But his income when it doubles
Only multiplies his troubles,
And his outgo then increasing makes his both ends worse to
It is run in debt and borrow,
Flush to-day and broke to-morrow,
Financiering every which way to postpone the clay of doom;
Spending money ere he makes it,
And then wondering what does take it,
Till he, giving up the riddle, looks for rest within the tomb
Oh this world is very funny,
To the average man whose money
Doesn't quite pay for the dancing that he does before he should:
And he kills himself by trying
Just a little higher flying
Than is suited to his pocket and his own eternal good.
FRATE RNITY, derived from the Latin word
fmter, meaning:brother, used in the strictest
sense signifies brotherhood. A college frater
nity consists of individuals associated and
connected by common principles, congenial
sentiments, and similar dispositions. Unhin
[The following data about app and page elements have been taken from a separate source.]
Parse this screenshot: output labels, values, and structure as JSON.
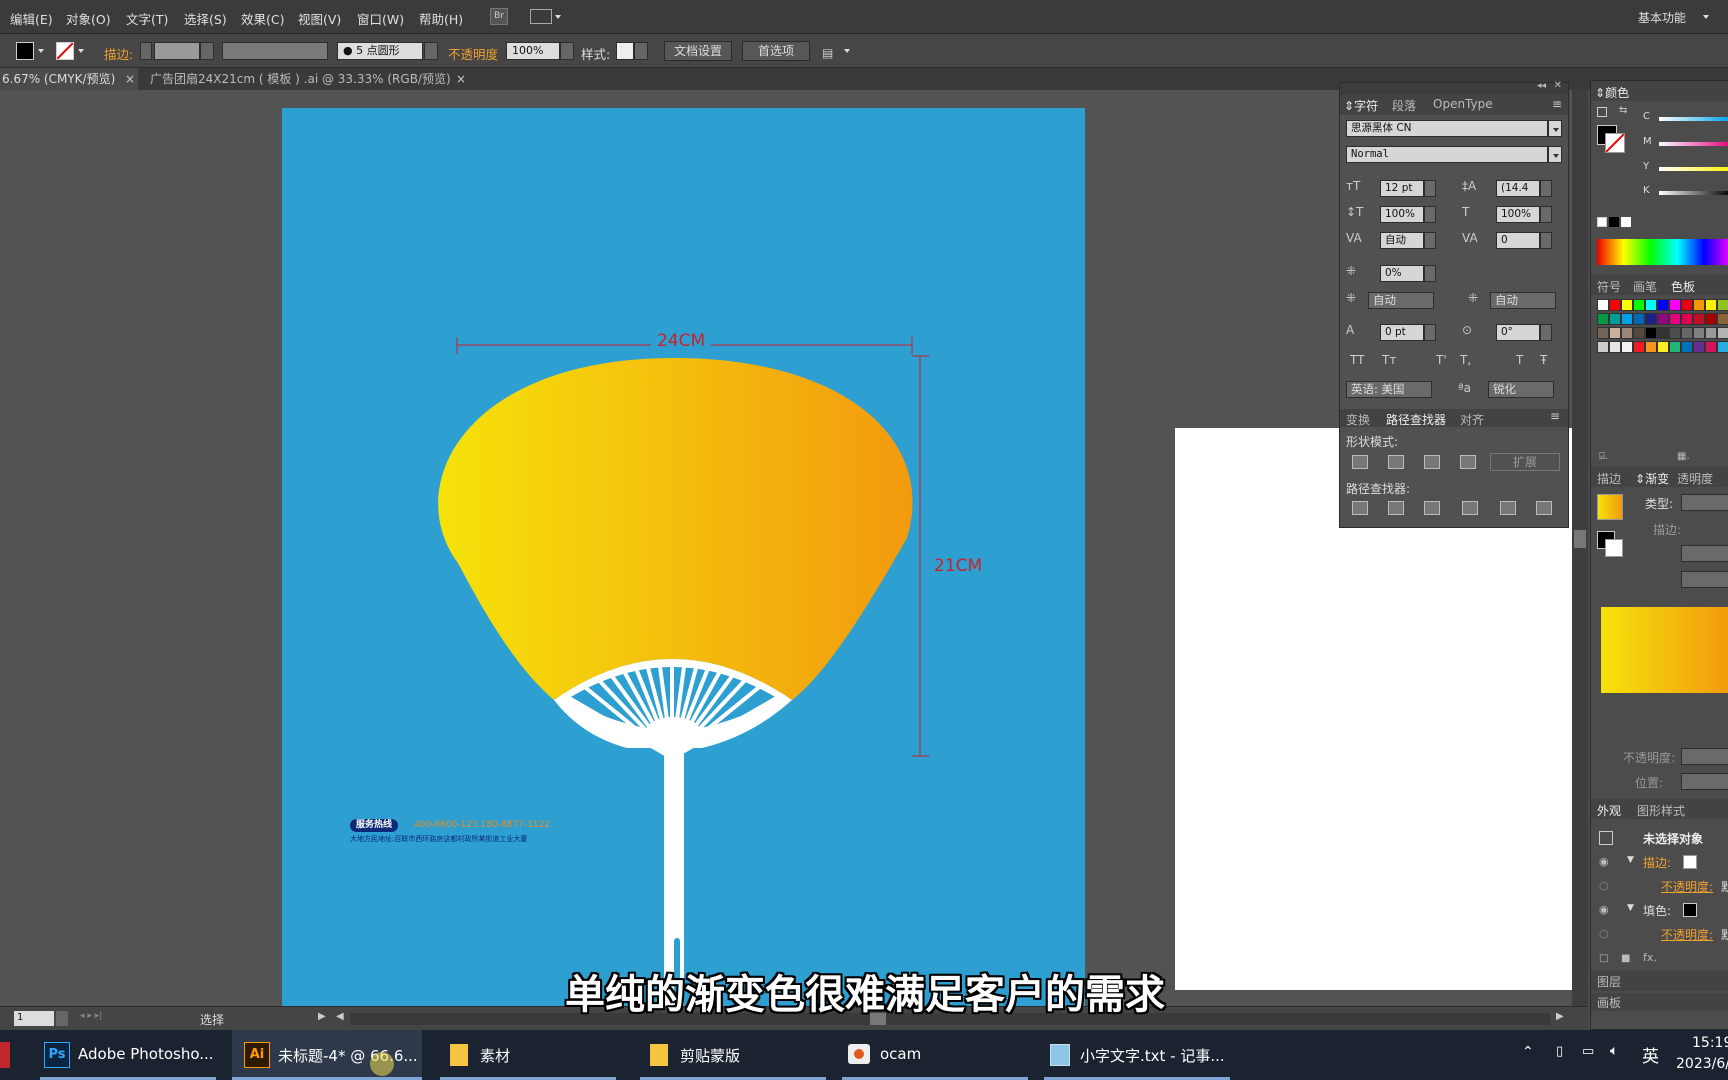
{
  "menu": {
    "items": [
      "编辑(E)",
      "对象(O)",
      "文字(T)",
      "选择(S)",
      "效果(C)",
      "视图(V)",
      "窗口(W)",
      "帮助(H)"
    ],
    "bridge_label": "Br",
    "workspace": "基本功能"
  },
  "control": {
    "stroke_label": "描边:",
    "brush_label": "5 点圆形",
    "opacity_label": "不透明度",
    "opacity_value": "100%",
    "style_label": "样式:",
    "doc_setup": "文档设置",
    "preferences": "首选项"
  },
  "tabs": [
    {
      "label": "6.67% (CMYK/预览)"
    },
    {
      "label": "广告团扇24X21cm ( 模板 ) .ai @ 33.33% (RGB/预览)"
    }
  ],
  "artwork": {
    "width_label": "24CM",
    "height_label": "21CM",
    "hotline_badge": "服务热线",
    "hotline_numbers": "400-6800-123   180-8877-1122",
    "address": "大地方民地址:百联市西环路房这都村政所某街道工业大厦",
    "colors": {
      "background": "#2d9fd1",
      "gradient_start": "#f6e20a",
      "gradient_end": "#f29a0e",
      "dimension": "#c8222a"
    }
  },
  "char_panel": {
    "tabs": [
      "字符",
      "段落",
      "OpenType"
    ],
    "font": "思源黑体 CN",
    "style": "Normal",
    "size": "12 pt",
    "leading": "(14.4",
    "vscale": "100%",
    "hscale": "100%",
    "kerning": "自动",
    "tracking": "0",
    "tsume": "0%",
    "aki_left": "自动",
    "aki_right": "自动",
    "baseline": "0 pt",
    "rotation": "0°",
    "language": "英语: 美国",
    "aa_method": "锐化"
  },
  "pathfinder": {
    "tabs": [
      "变换",
      "路径查找器",
      "对齐"
    ],
    "shape_modes": "形状模式:",
    "expand": "扩展",
    "pathfinders": "路径查找器:"
  },
  "color_panel": {
    "title": "颜色",
    "channels": [
      "C",
      "M",
      "Y",
      "K"
    ],
    "swatch_tabs": [
      "符号",
      "画笔",
      "色板"
    ],
    "swatches": [
      "#ffffff",
      "#ff0000",
      "#ffff00",
      "#00ff00",
      "#00ffff",
      "#0000ff",
      "#ff00ff",
      "#e60012",
      "#f39800",
      "#fff100",
      "#8fc31f",
      "#009944",
      "#009e96",
      "#00a0e9",
      "#0068b7",
      "#1d2088",
      "#920783",
      "#e4007f",
      "#e5004f",
      "#c30d23",
      "#a40000",
      "#8c6239",
      "#736357",
      "#c7b299",
      "#998675",
      "#534741",
      "#000000",
      "#333333",
      "#4d4d4d",
      "#666666",
      "#808080",
      "#999999",
      "#b3b3b3",
      "#cccccc",
      "#e6e6e6",
      "#f2f2f2",
      "#ed1c24",
      "#f7931e",
      "#fcee21",
      "#22b573",
      "#0071bc",
      "#662d91",
      "#d4145a",
      "#29abe2"
    ]
  },
  "gradient_panel": {
    "tabs": [
      "描边",
      "渐变",
      "透明度"
    ],
    "type_label": "类型:",
    "stroke_label": "描边:",
    "opacity_label": "不透明度:",
    "position_label": "位置:"
  },
  "appearance": {
    "tabs": [
      "外观",
      "图形样式"
    ],
    "title": "未选择对象",
    "stroke": "描边:",
    "opacity1": "不透明度:",
    "fill": "填色:",
    "opacity2": "不透明度:",
    "opacity_value": "默"
  },
  "layers": {
    "label": "图层"
  },
  "artboards": {
    "label": "画板"
  },
  "status": {
    "zoom": "1",
    "tool": "选择"
  },
  "subtitle": "单纯的渐变色很难满足客户的需求",
  "taskbar": {
    "apps": [
      "Adobe Photosho...",
      "未标题-4* @ 66.6...",
      "素材",
      "剪贴蒙版",
      "ocam",
      "小字文字.txt - 记事..."
    ],
    "clock": "15:19",
    "date": "2023/6/",
    "ime": "英"
  }
}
dered by restriction their thoughts intermingle.
Opinions are reconstructed by unprejudiced
discussion. This is the theoretical fraternity,
but does the practical always follow the theo
retical ? Experience in all cases has proven
that it does. Take for an example any college
where a fraternity has flourished for several
years, and you will invariably find that that
chapter at present includes individuals of like
sentiments and similar external appearances,
as were the very founders of the chapter. Of
course, this similarity differs among chapters
of the same fraternity as well as among chapters
of different fraternities,
Nowhere as in the college can be seen such
varied forms of character, yet they soon become
sifted, some into that and others into this fra
ternity. The ministerial crowd of clerical ex
terior look with sympathy upon the easier going
members of another chapter and doubtless offer
up their nightly prayers in their behalf, while
the always-merry, take-life-easy fellows laugh
and joke at the expense of their more dignified
Long before the secret college fraternity came
into prominence there existed a substitute from
which the fraternity originated, "our crowd,"
with which were connected " fellows " of con
genial elements, from the rough-and-tumble set
to the bean monde,
What do all these facts develops into. The
answer is not in the least complicated. A class
of people disassociating themselves with a
higher or lower class, dealing simply with itself,
is generally considered as a caste of the strict
est kind. College fraternities therefore can
only be considered as a sort of college castes.
The next question that naturally would arise
in one's mind is, whether this sort of caste in
fluences for good or for evil. Let us see,
sonic college presidents disfavor secret college
fraternities on account of their secrecy, but the
majority of presidents antagonizing college fra
ternities in general, do so on the ground that
they tend to occupy moments which otherwise
the student might devote to studious applica-